:: PROMPT ::
Gather all lines in the entries below that include the word "active".

(Items from an interface collection)
BEGIN

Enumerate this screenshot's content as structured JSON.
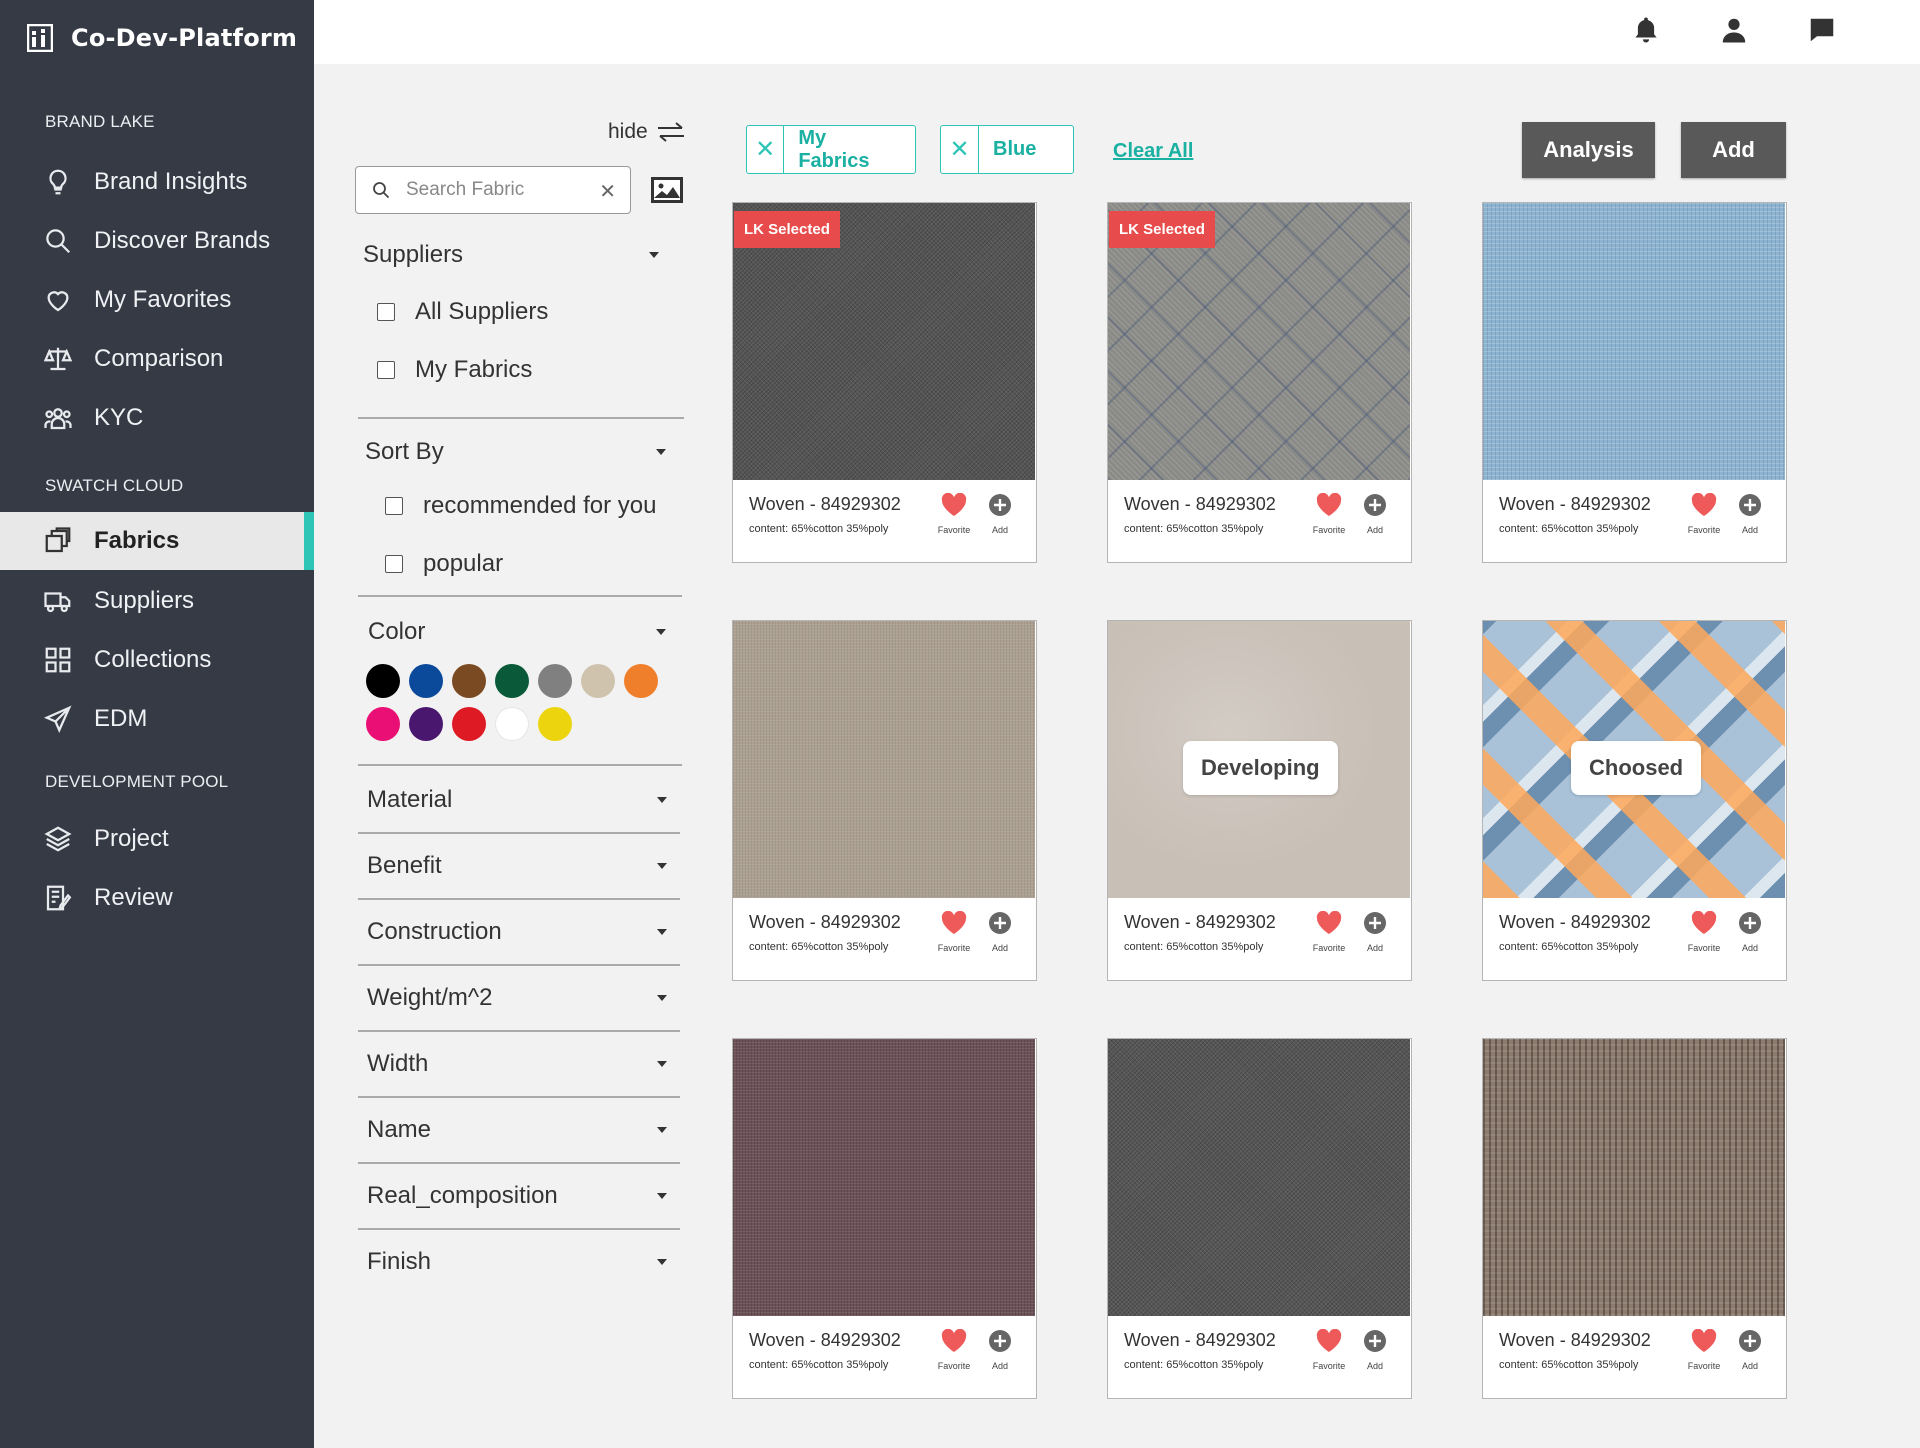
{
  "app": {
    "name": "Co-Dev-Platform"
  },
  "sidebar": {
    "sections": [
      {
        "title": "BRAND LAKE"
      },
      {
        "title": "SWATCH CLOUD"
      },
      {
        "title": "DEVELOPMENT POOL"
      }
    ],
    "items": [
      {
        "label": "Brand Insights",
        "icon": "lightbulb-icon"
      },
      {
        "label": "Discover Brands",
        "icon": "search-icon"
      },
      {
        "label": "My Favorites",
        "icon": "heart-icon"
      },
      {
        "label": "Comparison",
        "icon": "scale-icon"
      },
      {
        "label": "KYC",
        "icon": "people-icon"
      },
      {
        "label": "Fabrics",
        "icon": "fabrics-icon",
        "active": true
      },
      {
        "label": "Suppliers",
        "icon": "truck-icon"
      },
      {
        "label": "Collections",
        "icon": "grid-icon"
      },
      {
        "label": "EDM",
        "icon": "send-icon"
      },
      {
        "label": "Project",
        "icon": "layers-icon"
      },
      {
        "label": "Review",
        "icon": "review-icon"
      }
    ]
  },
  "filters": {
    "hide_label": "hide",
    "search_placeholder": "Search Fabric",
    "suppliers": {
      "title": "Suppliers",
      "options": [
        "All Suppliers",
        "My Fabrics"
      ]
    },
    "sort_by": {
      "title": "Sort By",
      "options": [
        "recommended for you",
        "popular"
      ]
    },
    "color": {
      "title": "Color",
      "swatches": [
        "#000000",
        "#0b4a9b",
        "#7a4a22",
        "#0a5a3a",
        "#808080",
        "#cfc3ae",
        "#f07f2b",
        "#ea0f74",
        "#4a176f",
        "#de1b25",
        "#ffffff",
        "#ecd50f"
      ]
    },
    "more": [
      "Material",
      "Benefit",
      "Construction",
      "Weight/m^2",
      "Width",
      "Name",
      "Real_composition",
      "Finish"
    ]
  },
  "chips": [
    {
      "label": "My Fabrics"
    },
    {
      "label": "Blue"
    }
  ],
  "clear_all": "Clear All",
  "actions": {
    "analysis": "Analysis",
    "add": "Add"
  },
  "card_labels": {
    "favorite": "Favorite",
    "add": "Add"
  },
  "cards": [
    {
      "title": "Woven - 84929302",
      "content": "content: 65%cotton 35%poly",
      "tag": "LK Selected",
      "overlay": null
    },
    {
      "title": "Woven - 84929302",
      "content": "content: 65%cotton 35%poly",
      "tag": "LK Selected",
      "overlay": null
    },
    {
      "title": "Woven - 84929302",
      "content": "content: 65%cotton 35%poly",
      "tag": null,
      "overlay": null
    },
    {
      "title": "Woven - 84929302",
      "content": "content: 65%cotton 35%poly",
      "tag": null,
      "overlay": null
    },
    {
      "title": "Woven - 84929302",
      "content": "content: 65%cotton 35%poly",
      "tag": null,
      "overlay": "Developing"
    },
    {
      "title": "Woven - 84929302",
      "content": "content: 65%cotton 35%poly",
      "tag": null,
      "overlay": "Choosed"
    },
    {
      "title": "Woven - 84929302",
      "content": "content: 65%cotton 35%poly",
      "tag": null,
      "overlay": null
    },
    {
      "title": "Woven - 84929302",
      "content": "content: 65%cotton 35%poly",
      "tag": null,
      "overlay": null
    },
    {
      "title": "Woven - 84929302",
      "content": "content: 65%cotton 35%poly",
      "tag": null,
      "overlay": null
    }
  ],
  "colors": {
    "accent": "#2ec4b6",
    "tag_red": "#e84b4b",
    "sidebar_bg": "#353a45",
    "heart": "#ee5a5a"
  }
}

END
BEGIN

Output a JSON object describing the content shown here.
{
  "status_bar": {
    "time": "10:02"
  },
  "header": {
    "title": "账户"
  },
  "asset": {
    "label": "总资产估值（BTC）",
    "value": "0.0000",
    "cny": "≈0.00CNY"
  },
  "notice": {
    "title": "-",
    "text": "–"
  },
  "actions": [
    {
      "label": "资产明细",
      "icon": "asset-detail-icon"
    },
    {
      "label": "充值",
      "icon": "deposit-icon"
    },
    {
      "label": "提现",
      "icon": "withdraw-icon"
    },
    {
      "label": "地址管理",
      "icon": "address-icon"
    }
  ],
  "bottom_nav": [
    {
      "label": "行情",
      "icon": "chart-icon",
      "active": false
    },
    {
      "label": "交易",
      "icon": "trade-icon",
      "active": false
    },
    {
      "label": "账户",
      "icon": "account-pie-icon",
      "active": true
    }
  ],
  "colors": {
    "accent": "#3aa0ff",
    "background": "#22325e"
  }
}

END

:: REPLY TO THE TASK ::
        "active": true
      "active": false
      "active": false
      "active": true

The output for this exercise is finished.